Axion Power International (New Castle, PA), which develops batteries called PbC (lead-acid-carbon) for large transportation use, has teamed with Norfolk Southern, one of the largest railways in the U.S. The plan is to develop a battery management system and technologies to allow trains to use regenerative braking to recover and store power to be used to remove the diesel generator (or cabling/third-rail) from train electrification.
Most trains now, of course, are diesel-electric hybrids which are driven by electric motors whose power is derived from diesel-burning generators. This allows a relatively high level of efficiency, with trains capable of 480 ton-miles per gallon.
Axion hopes that by using their PbC batteries, which are capable of taking large amounts of electricity very quickly and storing it as well as retaining a long cycle life, they can fully electrify trains.

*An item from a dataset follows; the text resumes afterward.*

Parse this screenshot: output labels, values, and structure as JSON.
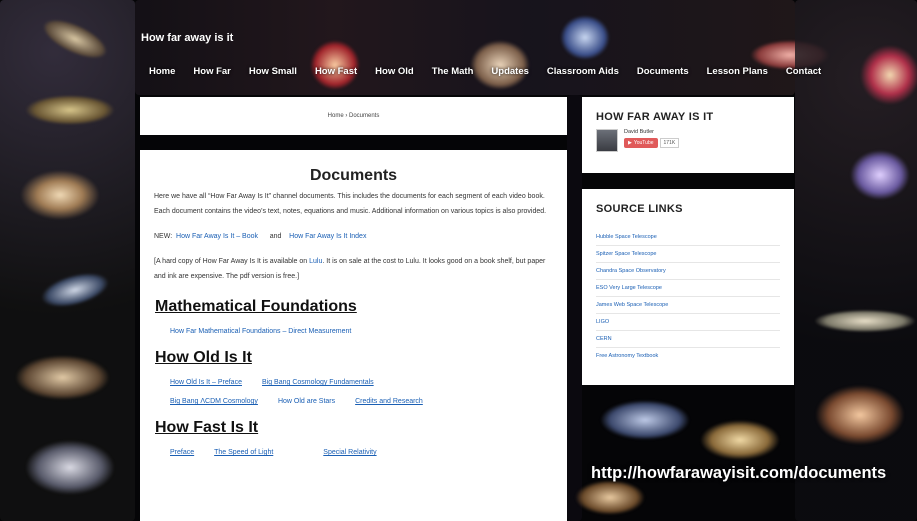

An all-electric train is not new, of course, and there are many still in use, though not generally for freight. Most commuter trains (light rail, subways, etc.) are electric-only, but require a third rail or overhead wire to power them. Axion wants to replace the engines in current freight locomotives with batteries so no third rail or overhead cabling is required.
The PbC battery works in a way similar to a standard car or truck battery, though on a larger and more complex scale. It is asymetrically supercapacitive and includes carbon in the usual lead-acid mix. This allows the battery to absorb huge amounts of power in a very short amount of time – perfect for longer-term storage of power from short-term regenerative braking. So whenever the engine slows the train, power is regenerated and stored in the batteries.
Currently, most of the braking that trains do to slow or stop is done through resistance in the electric motors. Physical brakes are used only in emergencies or at the end to finally stop the train. Although the majority of the slowing and stopping takes place through the electric motors, for now that energy is not recaptured (regenerated) and is merely lost as heat. That’s what Axion wants to change.
“The key will be developing a battery management system that is robust, safe, dependable and easy to maintain,” says Axion Power Chairman and CEO ThomasGranville. “We are highly confident, based on our ongoing work, that this system can be successfully demonstrated in a fairly short time frame. We are, of course, pleased and delighted to be working with Norfolk Southern, an industry leader and a trail-blazer in hybrid locomotives.”